What I said was that most of the ‘conceits’ Kermode praised in History: The Home Movie, and called up Aristotle in lustral approbation of, were actually similes, not metaphors. I also said, and still think, that in most cases, in most texts, there is a clear and obvious difference between the two. Kermode’s example of the ‘nervous moth of light’ is a good case in point. Where’s the classificatory difficulty? It’s a metaphor. ‘Fixed, like houseflies/feeding on filth’, the Raine lines that led Kermode on to Aristotle and ‘17th-century concettisti’, is a simile. An elaborated one, to be sure, but still different in kind, surely, from ‘morning’s minion’, or ‘Young beauties force your love, and that’s a rape’ (Donne, ‘Elegy 9, The Autumnal’), or ‘From under a freighter/I watched a man sawing a woman in half’ (Muldoon, ‘Duffy’s Circus’).
Some are masters of metaphor, some aren’t. Shakespeare is, famously, dense with it (as per Aristotle, with whom Kermode seems to think I disagree). Peter Redgrove, to take a more recent example, runneth over with the stuff. John Ashbery buzzes the window in it. Craig Raine, on the other hand, is dense with simile, as all commentators and reviewers have noted, some with annoyance.
I’ve not looked up the Areopagite to see if I can call him in aid but it seems to me that, contrary to Kermode’s assertion, metaphor is ‘necessarily grander than simile’. It’s harder to do (well), easier to fall flat on your face (few will pick a quarrel with a ‘like’ because it’s so tentative and elastic). Metaphor is harder because it’s more complex, more bold, more intense, more creationist, more God Almighty to say (and convince the reader that) ‘A is B’ than ‘A is (in some manner) like B.’ Metaphor incarnates, makes something new.

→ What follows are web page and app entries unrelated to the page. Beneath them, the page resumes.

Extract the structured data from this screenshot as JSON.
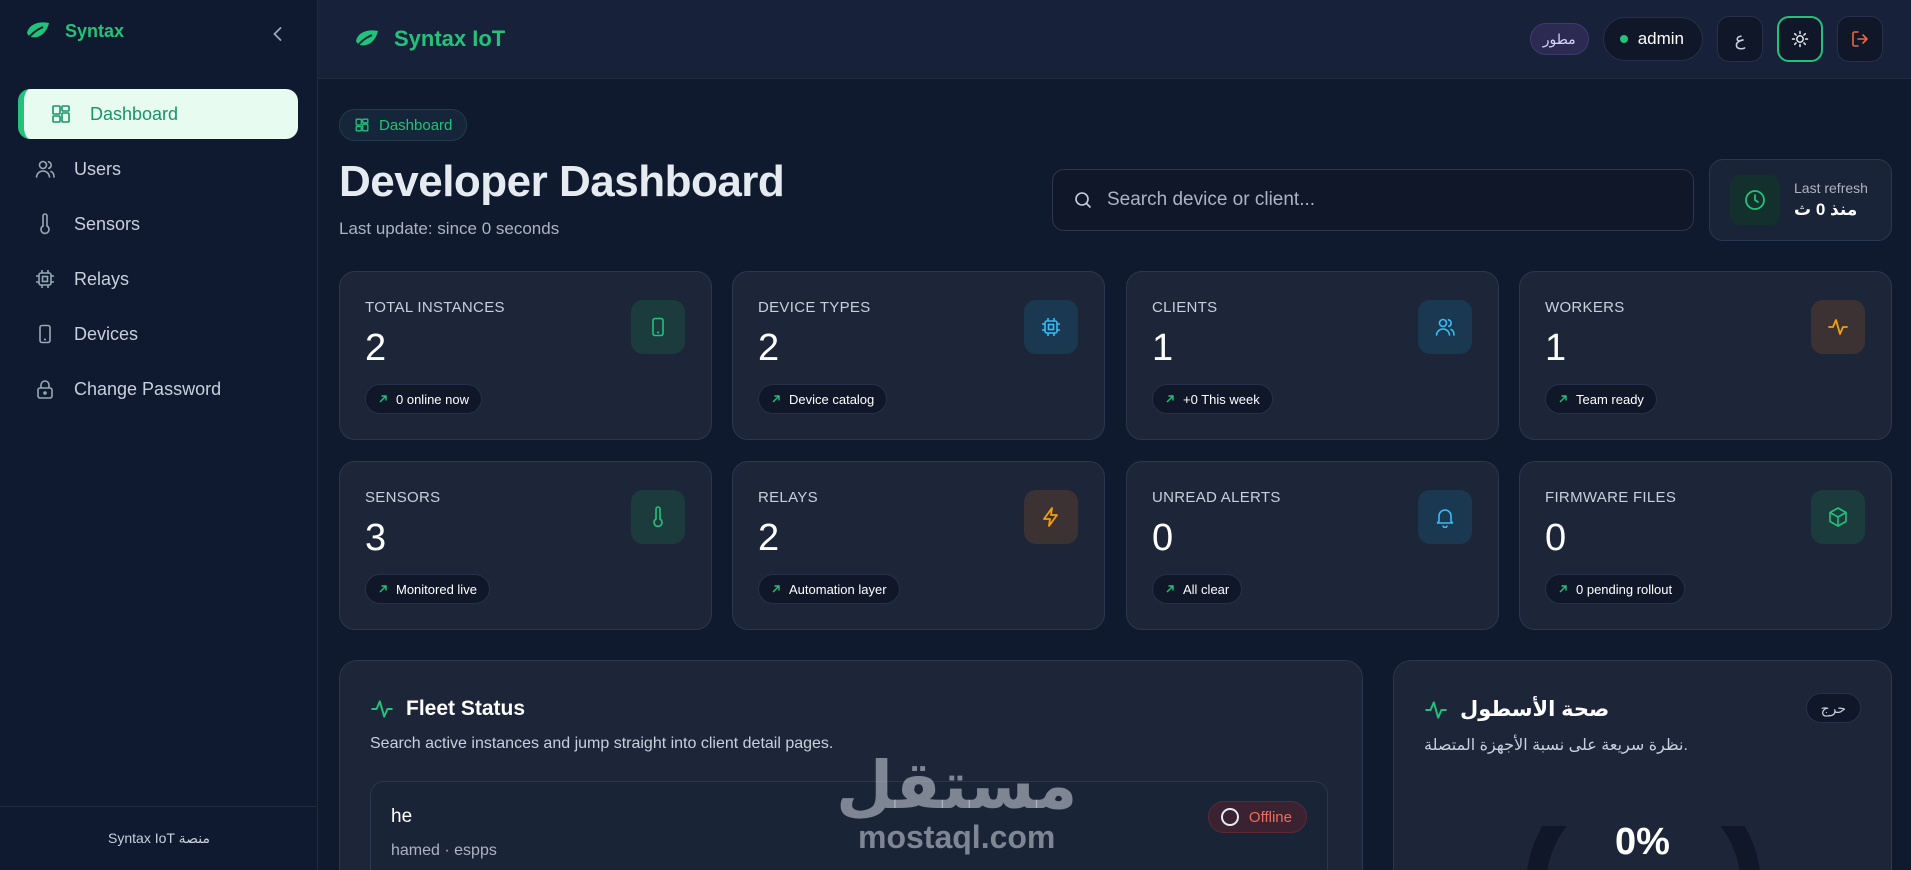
{
  "sidebar": {
    "brand": "Syntax",
    "items": [
      {
        "label": "Dashboard",
        "icon": "dashboard-icon",
        "active": true
      },
      {
        "label": "Users",
        "icon": "users-icon"
      },
      {
        "label": "Sensors",
        "icon": "thermometer-icon"
      },
      {
        "label": "Relays",
        "icon": "chip-icon"
      },
      {
        "label": "Devices",
        "icon": "device-icon"
      },
      {
        "label": "Change Password",
        "icon": "lock-icon"
      }
    ],
    "footer": "Syntax IoT منصة"
  },
  "topbar": {
    "brand": "Syntax IoT",
    "role_badge": "مطور",
    "user": "admin",
    "lang_button": "ع"
  },
  "main": {
    "breadcrumb": "Dashboard",
    "title": "Developer Dashboard",
    "subtitle": "Last update: since 0 seconds",
    "search_placeholder": "Search device or client...",
    "refresh": {
      "label": "Last refresh",
      "value": "منذ 0 ث"
    }
  },
  "stats": [
    {
      "label": "TOTAL INSTANCES",
      "value": "2",
      "badge": "0 online now",
      "icon": "tablet-icon",
      "tone": "green"
    },
    {
      "label": "DEVICE TYPES",
      "value": "2",
      "badge": "Device catalog",
      "icon": "chip-icon",
      "tone": "blue"
    },
    {
      "label": "CLIENTS",
      "value": "1",
      "badge": "+0 This week",
      "icon": "users-icon",
      "tone": "blue"
    },
    {
      "label": "WORKERS",
      "value": "1",
      "badge": "Team ready",
      "icon": "activity-icon",
      "tone": "amber"
    },
    {
      "label": "SENSORS",
      "value": "3",
      "badge": "Monitored live",
      "icon": "thermometer-icon",
      "tone": "green"
    },
    {
      "label": "RELAYS",
      "value": "2",
      "badge": "Automation layer",
      "icon": "bolt-icon",
      "tone": "amber"
    },
    {
      "label": "UNREAD ALERTS",
      "value": "0",
      "badge": "All clear",
      "icon": "bell-icon",
      "tone": "blue"
    },
    {
      "label": "FIRMWARE FILES",
      "value": "0",
      "badge": "0 pending rollout",
      "icon": "package-icon",
      "tone": "green"
    }
  ],
  "fleet": {
    "title": "Fleet Status",
    "subtitle": "Search active instances and jump straight into client detail pages.",
    "items": [
      {
        "name": "he",
        "meta": "hamed · espps",
        "status": "Offline"
      }
    ]
  },
  "health": {
    "title": "صحة الأسطول",
    "subtitle": "نظرة سريعة على نسبة الأجهزة المتصلة.",
    "chip": "حرج",
    "percent": "0%"
  },
  "watermark": {
    "arabic": "مستقل",
    "latin": "mostaql.com"
  },
  "colors": {
    "accent": "#22c27a",
    "background": "#101a2e",
    "card": "#1c2638",
    "danger": "#f26b5a"
  }
}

Simile leaves things as they were, no matter how wonderful the bridges it ‘farfetchedly’ calls up to get the troops from one word to the next.
Of course ‘resemblance’ is, in some sense, common to both; but there all resemblance ends. T.S. Eliot’s fog that ‘rubs its back upon the window-panes’ would not have the resonance it does if propounded as a simile, nor would the ‘pair of ragged claws/Scuttling across the floors of silent seas’, and nor would ‘No! I am not Prince Hamlet.’ Compare and contrast with the simile (strange, wonderful, even mesmeric) in the opening lines of ‘Prufrock’: ‘When the evening is spread out against the sky/Like a patient etherised upon a table’. The fog is swallowed up in the cat, the ‘I’ in the crab’s scuttle, the nay-saying not-Hamlet in his opposite. The evening and the comatose patient, on the other hand, remain separate (though linked) entities.

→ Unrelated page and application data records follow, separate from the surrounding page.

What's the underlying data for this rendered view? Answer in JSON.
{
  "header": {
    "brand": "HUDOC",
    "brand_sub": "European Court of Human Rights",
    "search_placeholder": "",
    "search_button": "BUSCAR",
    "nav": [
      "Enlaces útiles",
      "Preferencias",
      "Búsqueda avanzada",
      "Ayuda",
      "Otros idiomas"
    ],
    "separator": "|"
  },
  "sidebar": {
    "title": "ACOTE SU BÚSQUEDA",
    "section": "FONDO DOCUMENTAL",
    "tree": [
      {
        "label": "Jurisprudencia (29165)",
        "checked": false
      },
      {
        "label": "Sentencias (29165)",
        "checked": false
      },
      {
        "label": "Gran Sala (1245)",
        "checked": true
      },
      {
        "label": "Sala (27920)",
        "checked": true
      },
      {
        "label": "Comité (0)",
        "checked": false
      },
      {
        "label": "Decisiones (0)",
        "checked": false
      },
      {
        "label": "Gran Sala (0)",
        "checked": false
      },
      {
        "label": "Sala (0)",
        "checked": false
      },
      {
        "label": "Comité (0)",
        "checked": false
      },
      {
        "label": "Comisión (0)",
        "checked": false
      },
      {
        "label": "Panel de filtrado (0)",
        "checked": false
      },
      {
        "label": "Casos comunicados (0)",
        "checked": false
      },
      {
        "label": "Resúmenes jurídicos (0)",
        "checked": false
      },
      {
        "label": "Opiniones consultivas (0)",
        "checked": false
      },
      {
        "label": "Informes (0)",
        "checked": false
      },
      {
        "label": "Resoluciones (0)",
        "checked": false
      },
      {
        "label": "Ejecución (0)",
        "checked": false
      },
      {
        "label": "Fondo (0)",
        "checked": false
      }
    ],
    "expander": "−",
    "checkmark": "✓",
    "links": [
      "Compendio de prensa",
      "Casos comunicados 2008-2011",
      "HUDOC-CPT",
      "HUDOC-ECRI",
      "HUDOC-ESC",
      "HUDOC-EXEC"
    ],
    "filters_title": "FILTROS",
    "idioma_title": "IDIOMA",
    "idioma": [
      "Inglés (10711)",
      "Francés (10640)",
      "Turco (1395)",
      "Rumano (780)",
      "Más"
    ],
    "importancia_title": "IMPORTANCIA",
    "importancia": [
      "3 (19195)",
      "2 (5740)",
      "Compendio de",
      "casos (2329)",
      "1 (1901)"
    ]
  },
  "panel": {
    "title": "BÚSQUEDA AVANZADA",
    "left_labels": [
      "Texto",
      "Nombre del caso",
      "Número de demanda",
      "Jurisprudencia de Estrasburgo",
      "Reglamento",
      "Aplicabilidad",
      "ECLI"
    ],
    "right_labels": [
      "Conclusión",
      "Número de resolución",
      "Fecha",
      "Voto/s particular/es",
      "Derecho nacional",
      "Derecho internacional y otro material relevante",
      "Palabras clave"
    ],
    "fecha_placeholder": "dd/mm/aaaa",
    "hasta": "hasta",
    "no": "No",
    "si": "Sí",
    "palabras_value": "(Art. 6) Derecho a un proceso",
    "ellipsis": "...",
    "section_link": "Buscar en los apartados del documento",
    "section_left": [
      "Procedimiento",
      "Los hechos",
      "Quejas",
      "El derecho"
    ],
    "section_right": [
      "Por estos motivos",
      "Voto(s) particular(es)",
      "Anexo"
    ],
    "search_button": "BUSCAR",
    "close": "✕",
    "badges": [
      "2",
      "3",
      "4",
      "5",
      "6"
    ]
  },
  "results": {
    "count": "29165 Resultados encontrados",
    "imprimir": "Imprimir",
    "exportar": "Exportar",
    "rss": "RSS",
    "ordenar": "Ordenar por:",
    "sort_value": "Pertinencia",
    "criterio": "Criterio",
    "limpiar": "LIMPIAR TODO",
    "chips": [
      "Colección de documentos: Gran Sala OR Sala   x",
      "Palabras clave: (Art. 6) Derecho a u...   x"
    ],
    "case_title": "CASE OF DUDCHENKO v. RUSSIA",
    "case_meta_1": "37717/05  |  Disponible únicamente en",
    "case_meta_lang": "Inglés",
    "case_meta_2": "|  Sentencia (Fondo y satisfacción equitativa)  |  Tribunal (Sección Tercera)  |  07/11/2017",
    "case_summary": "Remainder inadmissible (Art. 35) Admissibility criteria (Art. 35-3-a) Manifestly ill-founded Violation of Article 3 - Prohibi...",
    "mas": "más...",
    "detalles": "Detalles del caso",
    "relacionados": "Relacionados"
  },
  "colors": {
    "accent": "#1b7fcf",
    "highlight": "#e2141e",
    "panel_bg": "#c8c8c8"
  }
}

Dare I propose the dinosaur word ‘organic’ to hint at what lives and moves inside successful metaphor? It works, when it works, because it is felt and seen to be natural, proper, fitting, constitutive, alive; not a prosthesis or a flying buttress but a working limb, a load-bearing wall.
In the old days of the New Statesman weekend competition, we elicited this entry. I forget whether we ran it or not, but I can remember that it went like this:

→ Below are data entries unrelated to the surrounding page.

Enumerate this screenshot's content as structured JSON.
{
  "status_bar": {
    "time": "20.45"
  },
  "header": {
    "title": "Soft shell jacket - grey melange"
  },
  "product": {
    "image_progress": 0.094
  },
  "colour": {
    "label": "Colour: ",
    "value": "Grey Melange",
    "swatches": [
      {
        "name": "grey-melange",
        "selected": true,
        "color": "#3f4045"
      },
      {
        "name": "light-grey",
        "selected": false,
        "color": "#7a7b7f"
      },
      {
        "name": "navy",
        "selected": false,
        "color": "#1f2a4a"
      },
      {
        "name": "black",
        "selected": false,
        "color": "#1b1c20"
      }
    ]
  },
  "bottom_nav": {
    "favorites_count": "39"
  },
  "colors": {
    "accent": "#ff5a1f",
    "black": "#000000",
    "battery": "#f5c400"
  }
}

Un jeune matelot à Marseille
A rencontré une fille sur le quai
Elle murmure ‘Ah chéri,’
Dit-il, ‘Pas sur ta vie!
Je regrette – comme Paris – je suis gai.’
I quote from a letter by Gerald Long (Letters, 8 December) on the subject of limericks: ‘Another favourite of mine which I have never seen recorded plays on a familiar name:
There was a young girl of Pretoria
Who was raped by Sir Gerald du Maurier
Jack Hylton, Jack Payne,
Then Sir Gerald again
And the band of the Waldorf Astoria.
People should be content with such amusements.’ Am I the only person who doesn’t find it particularly amusing that this should be one of Gerald Long’s favourite limericks?